In addition to testifying on financial matters, plans and programs, he spoke about the impact sequester and the government shutdown has had on the department.

“It’s doing enormous and untold damage to the institution,” he said.

With no set budget, no continuing funding resolution, and with sequestration’s annual across-the-board cuts again looming, “planning in the face of this level of uncertainty is extraordinarily difficult,” Morin said.

He added in what he called uncertain and interesting times, “the American taxpayer has a right to expect that the department will be good stewards of taxpayer resources, that we'll get the most combat capability out of each dollar.”

If confirmed, Morin would replace Christine Fox who has managed the CAPE office since November 2009.

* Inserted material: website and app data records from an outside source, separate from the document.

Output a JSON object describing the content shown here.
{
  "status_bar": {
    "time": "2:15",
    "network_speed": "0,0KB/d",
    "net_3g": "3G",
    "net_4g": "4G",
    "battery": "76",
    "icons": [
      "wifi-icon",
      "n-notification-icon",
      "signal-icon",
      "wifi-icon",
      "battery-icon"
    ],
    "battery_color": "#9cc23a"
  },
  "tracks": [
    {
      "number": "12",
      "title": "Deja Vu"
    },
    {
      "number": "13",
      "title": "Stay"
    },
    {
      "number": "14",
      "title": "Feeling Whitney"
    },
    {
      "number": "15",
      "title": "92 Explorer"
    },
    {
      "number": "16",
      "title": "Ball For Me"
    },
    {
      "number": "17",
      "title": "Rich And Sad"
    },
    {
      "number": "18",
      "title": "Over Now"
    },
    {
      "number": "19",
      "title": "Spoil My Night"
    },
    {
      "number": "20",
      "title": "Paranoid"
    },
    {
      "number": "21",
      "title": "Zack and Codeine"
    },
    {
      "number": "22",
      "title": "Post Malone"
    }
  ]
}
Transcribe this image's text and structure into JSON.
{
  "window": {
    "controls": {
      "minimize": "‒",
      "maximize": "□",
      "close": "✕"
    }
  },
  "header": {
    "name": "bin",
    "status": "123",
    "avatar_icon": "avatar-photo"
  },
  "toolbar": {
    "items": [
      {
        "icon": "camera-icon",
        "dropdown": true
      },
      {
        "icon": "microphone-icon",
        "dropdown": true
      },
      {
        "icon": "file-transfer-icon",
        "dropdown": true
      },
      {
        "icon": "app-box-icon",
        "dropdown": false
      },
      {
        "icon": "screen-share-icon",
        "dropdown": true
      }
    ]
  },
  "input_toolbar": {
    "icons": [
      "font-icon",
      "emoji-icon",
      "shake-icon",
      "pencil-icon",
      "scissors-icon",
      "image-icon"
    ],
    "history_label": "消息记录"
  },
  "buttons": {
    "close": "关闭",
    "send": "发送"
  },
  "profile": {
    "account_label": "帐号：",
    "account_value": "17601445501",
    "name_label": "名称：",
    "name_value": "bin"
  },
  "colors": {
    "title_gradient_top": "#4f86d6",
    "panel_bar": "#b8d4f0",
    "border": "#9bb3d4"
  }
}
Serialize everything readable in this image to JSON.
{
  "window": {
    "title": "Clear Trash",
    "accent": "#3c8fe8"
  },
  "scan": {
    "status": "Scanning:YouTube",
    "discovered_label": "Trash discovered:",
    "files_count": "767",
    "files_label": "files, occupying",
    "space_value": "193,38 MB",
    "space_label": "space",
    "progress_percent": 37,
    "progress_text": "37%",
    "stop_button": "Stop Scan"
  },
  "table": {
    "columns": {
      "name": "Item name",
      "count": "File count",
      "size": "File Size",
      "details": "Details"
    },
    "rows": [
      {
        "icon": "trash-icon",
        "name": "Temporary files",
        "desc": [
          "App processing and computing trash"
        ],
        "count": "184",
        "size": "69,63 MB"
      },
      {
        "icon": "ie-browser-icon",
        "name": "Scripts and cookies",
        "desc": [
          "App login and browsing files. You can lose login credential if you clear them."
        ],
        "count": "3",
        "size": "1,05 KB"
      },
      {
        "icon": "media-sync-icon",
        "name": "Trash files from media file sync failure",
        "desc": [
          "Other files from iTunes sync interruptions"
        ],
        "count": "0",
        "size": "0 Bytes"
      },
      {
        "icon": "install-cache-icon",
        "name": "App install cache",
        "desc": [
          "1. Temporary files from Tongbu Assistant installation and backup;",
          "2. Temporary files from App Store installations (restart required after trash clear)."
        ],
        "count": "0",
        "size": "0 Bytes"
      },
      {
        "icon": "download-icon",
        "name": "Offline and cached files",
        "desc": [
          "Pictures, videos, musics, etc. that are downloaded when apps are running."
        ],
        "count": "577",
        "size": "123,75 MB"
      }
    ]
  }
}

Lumpkin was sworn in April 25, 2011, as the principal deputy assistant secretary for special operations, low-intensity conflict and interdependent capabilities. If confirmed, he will supervise U.S. special operations forces responsible for core tasks including counterterrorism, unconventional warfare, direct action, special reconnaissance, foreign internal defense, civil affairs, information and psychological operations, and counter-proliferation of weapons of mass destruction.

Lumpkin told committee members the position is critical to national defense.

“Succeeding at the tip of the spear requires intensive training, state-of-the-art equipment, speed [and] agility,” he said. “Also important [are] the decisive so-called ‘soft skills’ such as problem solving, relationship building and collaboration.”

He said his operational and policy background on senior Pentagon staffs and before that as a Navy SEAL, as well as private-sector experience, have prepared him to serve in the new position.

“If confirmed, I look forward to working with Congress as a whole to address the national security challenges we face in order to keep America safe, secure and prosperous,” he said.

Rooney previously served as principal deputy undersecretary for personnel and readiness and simultaneously served as acting under secretary of defense. If confirmed as Navy undersecretary, she will assist Navy Secretary Ray Mabus in overseeing recruiting, organizing, supplying, equipping, training, and mobilizing the nation’s maritime forces, as well as the construction, outfitting, and repair of naval ships, equipment and facilities.

Rooney noted the government shutdown that began Oct. 1 has impacted the Navy across its military, civilian and contractor workforces.

For sailors, Marines and their families, she said, the impact is strongest in the areas of readiness, morale and family programs.

Among the civilian workforce, Rooney said, “We're starting to lose some of the most-senior people in the department. … And in terms of the contractor workforce, any work stoppages or anything that would slow down the production will go right to that industrial base and jeopardize our ability to keep those contractors engaged and keep those people employed and moving to conclusion in the program.”

The next few years will require that Navy leaders focus on people and operational readiness, Rooney said. She listed her priorities as supporting sailors, Marines, civilians and their families, maintaining operational readiness “even in an era of fiscal uncertainty,” strengthening the shipbuilding and industrial base; supporting an affordable, sustainable fleet, and ensuring that acquisition processes maintain “the highest level of integrity and accountability.”

Her goal if confirmed, she said, is “to ensure that the decisions made and the plans executed over the next few years [retain] our place as the world's most capable and most versatile expeditionary fighting force.”